I embarked on my journey to become a dietitian in a large government hospital. The facility housed brilliant clinicians grappling with the most complex cases, often exacerbated by extreme poverty. Poverty in South Africa operates on a different scale, leading to conditions that challenge even the most innovative problem solvers.
In this environment, poverty wasn't just a financial struggle, it manifested in extreme malnutrition, lack of sanitation and living conditions that fuelled the spread of infections. This level of poverty leads to desperate measures, resulting in violent crime and substance misuse. It was poverty that forced people to cook over open fires in flammable homes made of cardboard.
The patients under my care painted a picture of the challenges faced by those living in poverty. Malnutrition complicated by TB and HIV, severe burns from fires in informal settlements and wounds from violent incidents – all consequences of a life shaped by poverty. Amidst these struggles, there were also mothers and newborns, emphasising the importance of breastfeeding as a vital source of clean free nutrition.

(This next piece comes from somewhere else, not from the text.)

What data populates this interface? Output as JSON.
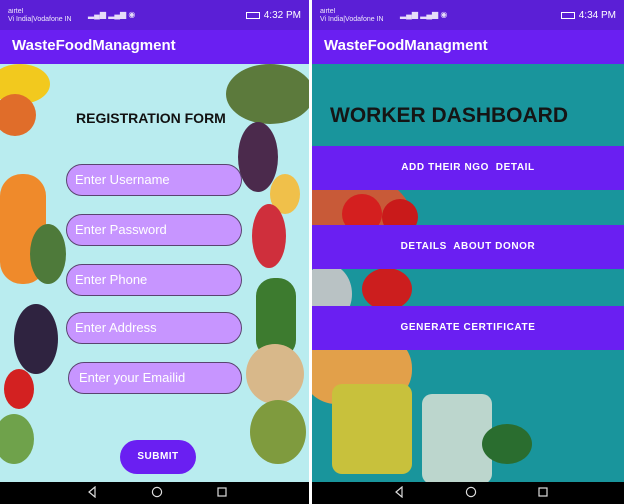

Obesity and type 2 diabetes existed. Cheap calorie-dense food was more accessible than fresh produce and, in many communities, carrying extra weight was seen as a positive attribute, symbolising fertility and health.

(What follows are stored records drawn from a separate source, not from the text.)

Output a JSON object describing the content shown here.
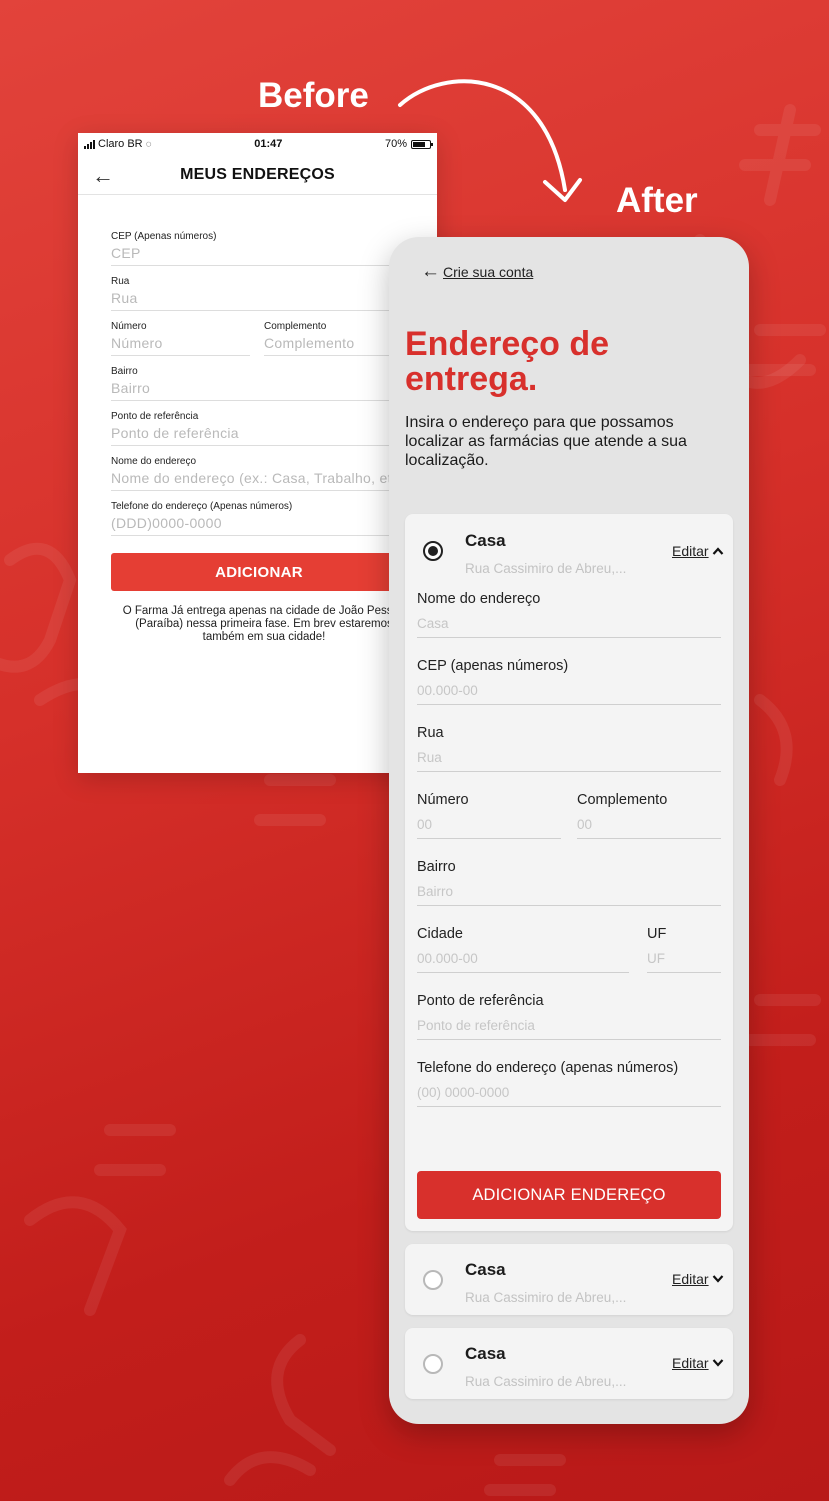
{
  "labels": {
    "before": "Before",
    "after": "After"
  },
  "colors": {
    "brand_red": "#d8302c",
    "background_red": "#c8221f",
    "placeholder": "#c6c6c6"
  },
  "before": {
    "status": {
      "carrier": "Claro BR",
      "time": "01:47",
      "battery": "70%"
    },
    "header_title": "MEUS ENDEREÇOS",
    "back_icon": "arrow-left-icon",
    "fields": [
      {
        "label": "CEP (Apenas números)",
        "placeholder": "CEP"
      },
      {
        "label": "Rua",
        "placeholder": "Rua"
      },
      {
        "label": "Número",
        "placeholder": "Número"
      },
      {
        "label": "Complemento",
        "placeholder": "Complemento"
      },
      {
        "label": "Bairro",
        "placeholder": "Bairro"
      },
      {
        "label": "Ponto de referência",
        "placeholder": "Ponto de referência"
      },
      {
        "label": "Nome do endereço",
        "placeholder": "Nome do endereço (ex.: Casa, Trabalho, etc"
      },
      {
        "label": "Telefone do endereço (Apenas números)",
        "placeholder": "(DDD)0000-0000"
      }
    ],
    "button": "ADICIONAR",
    "note": "O Farma Já entrega apenas na cidade de João Pessoa (Paraíba) nessa primeira fase. Em brev estaremos também em sua cidade!"
  },
  "after": {
    "back_label": "Crie sua conta",
    "title": "Endereço de entrega.",
    "subtitle": "Insira o endereço para que possamos localizar as farmácias que atende a sua localização.",
    "cards": [
      {
        "name": "Casa",
        "address": "Rua Cassimiro de Abreu,...",
        "edit": "Editar",
        "selected": true
      },
      {
        "name": "Casa",
        "address": "Rua Cassimiro de Abreu,...",
        "edit": "Editar",
        "selected": false
      },
      {
        "name": "Casa",
        "address": "Rua Cassimiro de Abreu,...",
        "edit": "Editar",
        "selected": false
      }
    ],
    "fields": {
      "nome": {
        "label": "Nome do endereço",
        "placeholder": "Casa"
      },
      "cep": {
        "label": "CEP (apenas números)",
        "placeholder": "00.000-00"
      },
      "rua": {
        "label": "Rua",
        "placeholder": "Rua"
      },
      "numero": {
        "label": "Número",
        "placeholder": "00"
      },
      "complemento": {
        "label": "Complemento",
        "placeholder": "00"
      },
      "bairro": {
        "label": "Bairro",
        "placeholder": "Bairro"
      },
      "cidade": {
        "label": "Cidade",
        "placeholder": "00.000-00"
      },
      "uf": {
        "label": "UF",
        "placeholder": "UF"
      },
      "referencia": {
        "label": "Ponto de referência",
        "placeholder": "Ponto de referência"
      },
      "telefone": {
        "label": "Telefone do endereço (apenas números)",
        "placeholder": "(00) 0000-0000"
      }
    },
    "button": "ADICIONAR ENDEREÇO"
  }
}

Transitioning to a small community service was a unique experience. We travelled in pairs for safety and were always struck by the absence of formal kitchens and refrigerators. The focus was often on preventing hunger rather than achieving optimal nutrition.
I did not see fancy home-enteral feeding pumps and almost no cases of IBS!

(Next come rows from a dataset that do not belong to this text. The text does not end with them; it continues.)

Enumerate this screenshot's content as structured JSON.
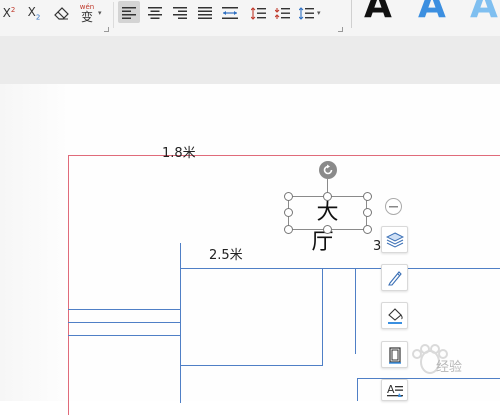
{
  "toolbar": {
    "superscript": {
      "base": "X",
      "exp": "2"
    },
    "subscript": {
      "base": "X",
      "sub": "2"
    },
    "phonetic": {
      "top": "wén",
      "char": "变"
    },
    "wordart": [
      "A",
      "A",
      "A"
    ],
    "colors": {
      "wordart_black": "#111111",
      "wordart_blue": "#3c8fe0",
      "wordart_light": "#7fbff0"
    }
  },
  "page": {
    "textbox_text": "大 厅",
    "labels": {
      "top_dim": "1.8米",
      "mid_dim": "2.5米",
      "right_dim_partial": "3"
    }
  },
  "watermark": {
    "text": "经验"
  },
  "colors": {
    "plan_border": "#e06b7a",
    "plan_lines": "#4f7fc6",
    "selected_bg": "#d4d4d4"
  }
}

Private practice in South Africa presents a different clinical role, and just as I was contemplating my next career move, fate intervened, leading me to East Yorkshire in the UK as a dietitian.